• RECORD EXTRACTS:
━━━━━━

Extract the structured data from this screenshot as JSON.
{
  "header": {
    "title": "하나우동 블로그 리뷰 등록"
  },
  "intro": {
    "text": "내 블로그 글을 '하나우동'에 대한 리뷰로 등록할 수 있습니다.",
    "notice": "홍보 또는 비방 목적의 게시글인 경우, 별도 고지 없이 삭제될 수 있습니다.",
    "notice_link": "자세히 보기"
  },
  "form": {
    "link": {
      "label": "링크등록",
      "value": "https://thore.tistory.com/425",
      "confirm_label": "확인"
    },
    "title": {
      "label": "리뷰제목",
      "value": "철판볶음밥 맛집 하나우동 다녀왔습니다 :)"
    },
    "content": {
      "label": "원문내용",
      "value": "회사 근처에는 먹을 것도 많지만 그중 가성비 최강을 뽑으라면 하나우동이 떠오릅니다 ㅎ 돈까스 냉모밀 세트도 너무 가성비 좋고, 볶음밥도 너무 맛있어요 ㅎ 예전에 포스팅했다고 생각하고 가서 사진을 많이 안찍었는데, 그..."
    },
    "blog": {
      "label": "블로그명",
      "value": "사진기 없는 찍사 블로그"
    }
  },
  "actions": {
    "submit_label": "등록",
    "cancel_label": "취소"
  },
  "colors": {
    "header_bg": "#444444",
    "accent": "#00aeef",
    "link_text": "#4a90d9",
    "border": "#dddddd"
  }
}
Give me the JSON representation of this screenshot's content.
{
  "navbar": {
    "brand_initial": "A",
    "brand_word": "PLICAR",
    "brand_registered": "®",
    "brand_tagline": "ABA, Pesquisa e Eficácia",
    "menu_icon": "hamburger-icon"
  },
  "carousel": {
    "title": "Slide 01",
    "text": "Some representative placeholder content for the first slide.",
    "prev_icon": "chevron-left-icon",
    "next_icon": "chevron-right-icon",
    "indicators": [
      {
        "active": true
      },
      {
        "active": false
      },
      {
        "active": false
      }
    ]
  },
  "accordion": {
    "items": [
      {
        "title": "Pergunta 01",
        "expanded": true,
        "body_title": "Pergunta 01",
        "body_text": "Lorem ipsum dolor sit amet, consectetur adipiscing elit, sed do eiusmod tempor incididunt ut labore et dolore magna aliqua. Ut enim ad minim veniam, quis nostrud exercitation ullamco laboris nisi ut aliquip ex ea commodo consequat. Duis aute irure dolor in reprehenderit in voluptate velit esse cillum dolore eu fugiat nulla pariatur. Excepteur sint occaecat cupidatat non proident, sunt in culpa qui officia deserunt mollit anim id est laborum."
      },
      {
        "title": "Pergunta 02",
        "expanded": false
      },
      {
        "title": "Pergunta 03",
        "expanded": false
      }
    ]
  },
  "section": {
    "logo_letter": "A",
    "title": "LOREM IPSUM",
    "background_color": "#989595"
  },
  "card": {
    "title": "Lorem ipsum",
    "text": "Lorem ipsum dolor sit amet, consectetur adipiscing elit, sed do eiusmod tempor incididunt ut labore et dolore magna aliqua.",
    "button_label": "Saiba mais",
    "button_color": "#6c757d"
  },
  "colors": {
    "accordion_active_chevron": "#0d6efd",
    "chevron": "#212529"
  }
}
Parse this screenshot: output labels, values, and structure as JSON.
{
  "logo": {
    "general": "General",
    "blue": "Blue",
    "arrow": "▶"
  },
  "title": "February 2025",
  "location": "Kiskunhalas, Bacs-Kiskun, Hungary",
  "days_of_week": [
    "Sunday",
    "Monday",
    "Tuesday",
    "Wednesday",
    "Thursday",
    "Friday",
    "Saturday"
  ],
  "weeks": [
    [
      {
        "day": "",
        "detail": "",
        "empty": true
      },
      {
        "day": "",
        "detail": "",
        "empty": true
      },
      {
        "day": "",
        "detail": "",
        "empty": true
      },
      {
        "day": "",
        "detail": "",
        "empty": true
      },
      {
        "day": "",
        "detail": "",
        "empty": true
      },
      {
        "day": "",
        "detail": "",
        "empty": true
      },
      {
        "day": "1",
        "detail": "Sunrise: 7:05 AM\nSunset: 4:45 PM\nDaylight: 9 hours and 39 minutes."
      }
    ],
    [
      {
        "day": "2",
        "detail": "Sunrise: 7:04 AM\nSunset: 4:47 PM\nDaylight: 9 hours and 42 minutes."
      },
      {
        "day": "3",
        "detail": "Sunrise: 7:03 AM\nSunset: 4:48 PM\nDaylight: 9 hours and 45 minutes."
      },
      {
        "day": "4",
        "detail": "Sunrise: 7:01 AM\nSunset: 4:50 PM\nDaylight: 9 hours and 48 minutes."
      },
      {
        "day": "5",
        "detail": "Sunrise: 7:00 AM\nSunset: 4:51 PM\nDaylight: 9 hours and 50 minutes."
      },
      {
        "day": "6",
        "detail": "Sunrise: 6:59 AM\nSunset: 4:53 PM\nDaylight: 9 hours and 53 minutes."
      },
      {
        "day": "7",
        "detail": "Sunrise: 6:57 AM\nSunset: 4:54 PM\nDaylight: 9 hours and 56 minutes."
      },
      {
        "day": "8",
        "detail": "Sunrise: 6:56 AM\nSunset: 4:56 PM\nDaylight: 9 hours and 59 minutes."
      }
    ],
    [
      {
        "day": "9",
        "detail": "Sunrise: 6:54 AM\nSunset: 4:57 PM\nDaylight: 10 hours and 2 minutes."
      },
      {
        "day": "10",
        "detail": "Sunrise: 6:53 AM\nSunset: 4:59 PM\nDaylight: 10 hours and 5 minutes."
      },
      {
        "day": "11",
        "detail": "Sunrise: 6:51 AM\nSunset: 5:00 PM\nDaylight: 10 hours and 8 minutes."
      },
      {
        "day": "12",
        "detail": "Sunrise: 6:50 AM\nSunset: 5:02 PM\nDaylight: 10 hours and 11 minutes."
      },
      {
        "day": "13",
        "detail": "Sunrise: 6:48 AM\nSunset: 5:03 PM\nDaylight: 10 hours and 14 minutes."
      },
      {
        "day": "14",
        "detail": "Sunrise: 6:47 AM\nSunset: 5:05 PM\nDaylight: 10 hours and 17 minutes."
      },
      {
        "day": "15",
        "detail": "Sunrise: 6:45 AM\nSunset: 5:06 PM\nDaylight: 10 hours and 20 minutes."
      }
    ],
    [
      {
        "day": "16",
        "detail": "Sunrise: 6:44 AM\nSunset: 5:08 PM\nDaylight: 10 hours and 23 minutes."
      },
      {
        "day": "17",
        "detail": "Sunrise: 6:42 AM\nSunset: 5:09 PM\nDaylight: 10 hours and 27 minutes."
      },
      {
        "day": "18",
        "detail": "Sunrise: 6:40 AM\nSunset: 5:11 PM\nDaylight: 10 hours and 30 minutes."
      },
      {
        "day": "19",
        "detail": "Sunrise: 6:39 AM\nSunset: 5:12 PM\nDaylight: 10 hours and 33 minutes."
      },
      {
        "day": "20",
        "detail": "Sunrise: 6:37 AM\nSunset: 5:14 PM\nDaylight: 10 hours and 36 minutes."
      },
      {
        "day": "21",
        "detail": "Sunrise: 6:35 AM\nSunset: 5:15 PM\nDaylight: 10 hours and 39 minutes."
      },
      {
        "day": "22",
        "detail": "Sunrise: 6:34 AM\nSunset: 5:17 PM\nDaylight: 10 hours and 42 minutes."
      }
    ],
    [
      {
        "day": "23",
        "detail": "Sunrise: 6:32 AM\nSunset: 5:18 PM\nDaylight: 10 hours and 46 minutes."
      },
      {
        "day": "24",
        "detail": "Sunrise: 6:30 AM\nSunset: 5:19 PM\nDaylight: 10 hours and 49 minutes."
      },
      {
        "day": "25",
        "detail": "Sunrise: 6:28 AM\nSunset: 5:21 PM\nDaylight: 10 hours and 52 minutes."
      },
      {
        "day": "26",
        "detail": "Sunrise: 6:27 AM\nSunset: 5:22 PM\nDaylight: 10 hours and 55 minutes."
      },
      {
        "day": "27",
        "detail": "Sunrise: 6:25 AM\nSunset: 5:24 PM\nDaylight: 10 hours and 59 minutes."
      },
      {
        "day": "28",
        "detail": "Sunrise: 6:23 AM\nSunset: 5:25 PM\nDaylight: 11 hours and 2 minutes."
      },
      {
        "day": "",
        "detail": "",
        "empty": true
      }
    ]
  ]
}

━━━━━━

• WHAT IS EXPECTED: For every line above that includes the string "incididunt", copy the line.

• TASK SOLUTION:
        "body_text": "Lorem ipsum dolor sit amet, consectetur adipiscing elit, sed do eiusmod tempor incididunt ut labore et dolore magna aliqua. Ut enim ad minim veniam, quis nostrud exercitation ullamco laboris nisi ut aliquip ex ea commodo consequat. Duis aute irure dolor in reprehenderit in voluptate velit esse cillum dolore eu fugiat nulla pariatur. Excepteur sint occaecat cupidatat non proident, sunt in culpa qui officia deserunt mollit anim id est laborum."
    "text": "Lorem ipsum dolor sit amet, consectetur adipiscing elit, sed do eiusmod tempor incididunt ut labore et dolore magna aliqua.",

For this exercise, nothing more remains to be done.